• **TASK DESCRIPTION**: Count every line of the data that includes "name". State only the number.

◇ ◇ ◇ ◇ ◇ ◇ ◇

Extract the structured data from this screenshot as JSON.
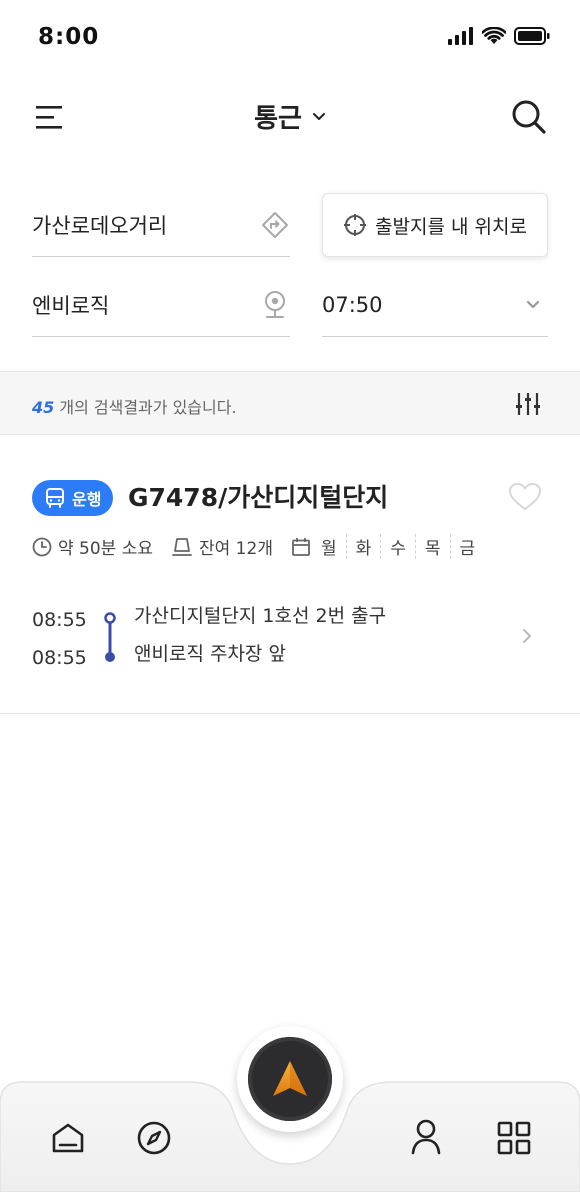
{
  "status_bar": {
    "time": "8:00"
  },
  "header": {
    "title": "통근"
  },
  "search": {
    "origin": "가산로데오거리",
    "destination": "엔비로직",
    "my_location_label": "출발지를 내 위치로",
    "time": "07:50"
  },
  "results": {
    "count": "45",
    "count_suffix": "개의 검색결과가 있습니다."
  },
  "route": {
    "badge": "운행",
    "name": "G7478/가산디지털단지",
    "duration": "약 50분 소요",
    "seats": "잔여 12개",
    "days": [
      "월",
      "화",
      "수",
      "목",
      "금"
    ],
    "stops": [
      {
        "time": "08:55",
        "name": "가산디지털단지 1호선 2번 출구"
      },
      {
        "time": "08:55",
        "name": "앤비로직 주차장 앞"
      }
    ]
  },
  "colors": {
    "accent": "#2b7cf6",
    "timeline": "#3b4fa8",
    "count": "#2b6fe0",
    "nav_arrow": "#f39a1e"
  },
  "icons": [
    "menu-icon",
    "chevron-down-icon",
    "search-icon",
    "swap-icon",
    "location-pin-icon",
    "crosshair-icon",
    "filter-icon",
    "bus-icon",
    "heart-icon",
    "clock-icon",
    "seat-icon",
    "calendar-icon",
    "chevron-right-icon",
    "home-icon",
    "compass-icon",
    "navigation-arrow-icon",
    "user-icon",
    "grid-icon"
  ]
}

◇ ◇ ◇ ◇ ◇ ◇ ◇

• **EXPECTED OUTPUT**: 3